As I was growing up, as a kid in the early 90’s, I quickly learned that anything that said it was made in China was an inferior product to those that were made here in the USA.  However, even with this connotation of poor quality it seemed that every product that I came into contact with was made somewhere outside of the country.  Over these years, leading to this very day, the vision of these products has moved away from the poor quality of old.  Now it seems that what truly upsets us about products not made in with the USA is the fact that we have many of our own looking high and low for a job in the manufacturing industry.

In recent years it has seemed to have come nearly impossible to compete with markets like China, where it comes to manufacturing, with considerably low wages being received by their workers.  While wages in China are coming up, from an average of 58 cents per hour in 2001 and an estimated $6 per hour in 2015 http://www.csmonitor.com/Business/new-economy/2012/0510/As-Chinese-wages-rise-US-manufacturers-head-back-home, there is still a large gap compared to their American counterpart, at about $19 per hour http://www.trade.gov/mas/ian/MBU/index.html.  Even so, as stated in the Wall Street Journal article “Once Made in China: Jobs Trickle Back to U.S. Plants” manufacturing jobs are starting to make their way back to the good old USA.  The progress has been slow in the American manufacturing market after a 35% decline in jobs between 1998 and 2010 we have seen just a 4.3% increase since.  But, this increase that is expected to be about 3.2% this year compares to that of just 1.6% in all other fields.
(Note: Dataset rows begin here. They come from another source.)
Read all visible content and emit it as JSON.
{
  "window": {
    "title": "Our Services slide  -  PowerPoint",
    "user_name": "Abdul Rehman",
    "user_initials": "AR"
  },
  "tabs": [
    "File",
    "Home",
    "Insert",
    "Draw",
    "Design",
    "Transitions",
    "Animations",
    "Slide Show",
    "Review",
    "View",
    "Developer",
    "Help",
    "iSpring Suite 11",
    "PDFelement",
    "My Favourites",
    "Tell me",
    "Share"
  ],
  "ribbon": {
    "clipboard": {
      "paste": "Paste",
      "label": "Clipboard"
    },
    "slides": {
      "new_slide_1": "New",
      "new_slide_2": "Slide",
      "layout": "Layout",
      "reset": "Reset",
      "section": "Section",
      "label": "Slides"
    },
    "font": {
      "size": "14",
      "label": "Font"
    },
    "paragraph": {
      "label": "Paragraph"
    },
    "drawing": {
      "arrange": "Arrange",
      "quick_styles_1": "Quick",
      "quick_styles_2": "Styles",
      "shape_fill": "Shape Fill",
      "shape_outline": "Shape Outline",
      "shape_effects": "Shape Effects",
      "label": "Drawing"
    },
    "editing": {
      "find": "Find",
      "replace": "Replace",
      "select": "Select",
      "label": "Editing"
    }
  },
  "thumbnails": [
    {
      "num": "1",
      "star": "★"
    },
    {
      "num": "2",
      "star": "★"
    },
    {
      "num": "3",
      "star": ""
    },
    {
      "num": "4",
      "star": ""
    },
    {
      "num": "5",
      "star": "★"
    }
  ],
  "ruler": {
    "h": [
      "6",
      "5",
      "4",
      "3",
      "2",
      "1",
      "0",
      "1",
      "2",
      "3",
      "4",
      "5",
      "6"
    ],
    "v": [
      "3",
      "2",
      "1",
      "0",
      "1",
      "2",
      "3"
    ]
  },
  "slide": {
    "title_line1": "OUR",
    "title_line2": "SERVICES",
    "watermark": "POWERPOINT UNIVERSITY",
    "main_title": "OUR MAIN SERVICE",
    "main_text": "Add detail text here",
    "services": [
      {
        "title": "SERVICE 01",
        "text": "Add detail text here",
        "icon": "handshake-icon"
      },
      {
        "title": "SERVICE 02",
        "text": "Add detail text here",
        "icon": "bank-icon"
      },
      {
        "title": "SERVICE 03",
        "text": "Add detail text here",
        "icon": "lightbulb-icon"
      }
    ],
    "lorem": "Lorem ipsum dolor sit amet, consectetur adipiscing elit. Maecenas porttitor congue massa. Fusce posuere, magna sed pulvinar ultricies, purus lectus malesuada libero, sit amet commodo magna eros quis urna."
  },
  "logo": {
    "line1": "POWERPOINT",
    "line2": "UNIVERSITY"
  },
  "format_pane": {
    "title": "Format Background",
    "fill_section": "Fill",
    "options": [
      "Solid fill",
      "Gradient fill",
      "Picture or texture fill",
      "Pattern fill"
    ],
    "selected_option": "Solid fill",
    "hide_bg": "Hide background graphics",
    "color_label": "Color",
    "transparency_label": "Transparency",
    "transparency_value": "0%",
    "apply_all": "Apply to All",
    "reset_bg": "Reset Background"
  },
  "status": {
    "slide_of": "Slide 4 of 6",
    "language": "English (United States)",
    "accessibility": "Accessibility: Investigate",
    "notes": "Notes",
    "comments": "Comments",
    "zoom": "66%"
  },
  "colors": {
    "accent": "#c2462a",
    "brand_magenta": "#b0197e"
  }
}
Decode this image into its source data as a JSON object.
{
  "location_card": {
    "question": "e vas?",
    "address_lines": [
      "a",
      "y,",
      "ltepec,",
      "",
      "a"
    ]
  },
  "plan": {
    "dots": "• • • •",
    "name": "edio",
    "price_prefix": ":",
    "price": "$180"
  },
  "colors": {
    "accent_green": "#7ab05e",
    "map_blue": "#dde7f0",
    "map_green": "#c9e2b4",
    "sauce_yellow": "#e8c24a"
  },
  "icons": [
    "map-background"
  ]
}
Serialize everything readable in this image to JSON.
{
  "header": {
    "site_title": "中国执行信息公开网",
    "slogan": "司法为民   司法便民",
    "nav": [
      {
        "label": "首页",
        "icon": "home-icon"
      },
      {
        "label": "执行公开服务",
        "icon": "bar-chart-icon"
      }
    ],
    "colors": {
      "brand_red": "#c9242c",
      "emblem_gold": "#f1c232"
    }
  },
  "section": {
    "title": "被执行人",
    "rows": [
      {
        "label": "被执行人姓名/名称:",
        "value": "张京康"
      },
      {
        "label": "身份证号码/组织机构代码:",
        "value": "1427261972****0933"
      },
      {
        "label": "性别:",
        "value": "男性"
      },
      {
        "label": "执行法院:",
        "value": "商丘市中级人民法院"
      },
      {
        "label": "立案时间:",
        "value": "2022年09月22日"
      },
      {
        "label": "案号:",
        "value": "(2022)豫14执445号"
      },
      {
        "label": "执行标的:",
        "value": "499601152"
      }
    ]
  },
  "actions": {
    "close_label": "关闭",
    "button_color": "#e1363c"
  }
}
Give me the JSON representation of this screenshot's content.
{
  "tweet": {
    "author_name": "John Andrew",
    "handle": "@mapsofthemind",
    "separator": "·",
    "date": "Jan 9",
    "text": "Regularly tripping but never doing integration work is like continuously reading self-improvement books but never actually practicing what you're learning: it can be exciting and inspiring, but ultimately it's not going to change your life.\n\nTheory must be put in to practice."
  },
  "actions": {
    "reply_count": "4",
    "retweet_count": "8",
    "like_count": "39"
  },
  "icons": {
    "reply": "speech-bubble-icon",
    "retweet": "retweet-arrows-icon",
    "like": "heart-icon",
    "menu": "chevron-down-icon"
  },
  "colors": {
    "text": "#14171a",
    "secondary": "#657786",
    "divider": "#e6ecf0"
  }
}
These changes in the American manufacturing market have reasons that are not solely based on the increase in wages overseas.  It has been said that the American is more than 3 times more productive than that of their counterparts from China http://online.wsj.com/article/SB10001424052702304587704577333482423070376.html#project%3DSLIDESHOW08%26s%3DSB10001424052702304363104577390470454369272%26articleTabs%3Darticle.  Shipping costs are becoming increasingly more expensive and companies are coming out close to even, if not better off, manufacturing in America when these costs are put into play.  These factors and the fact that overseeing the physical production becomes worlds easier when it is taking place in your back yard are bringing manufacturing jobs, little by little, back to the USA.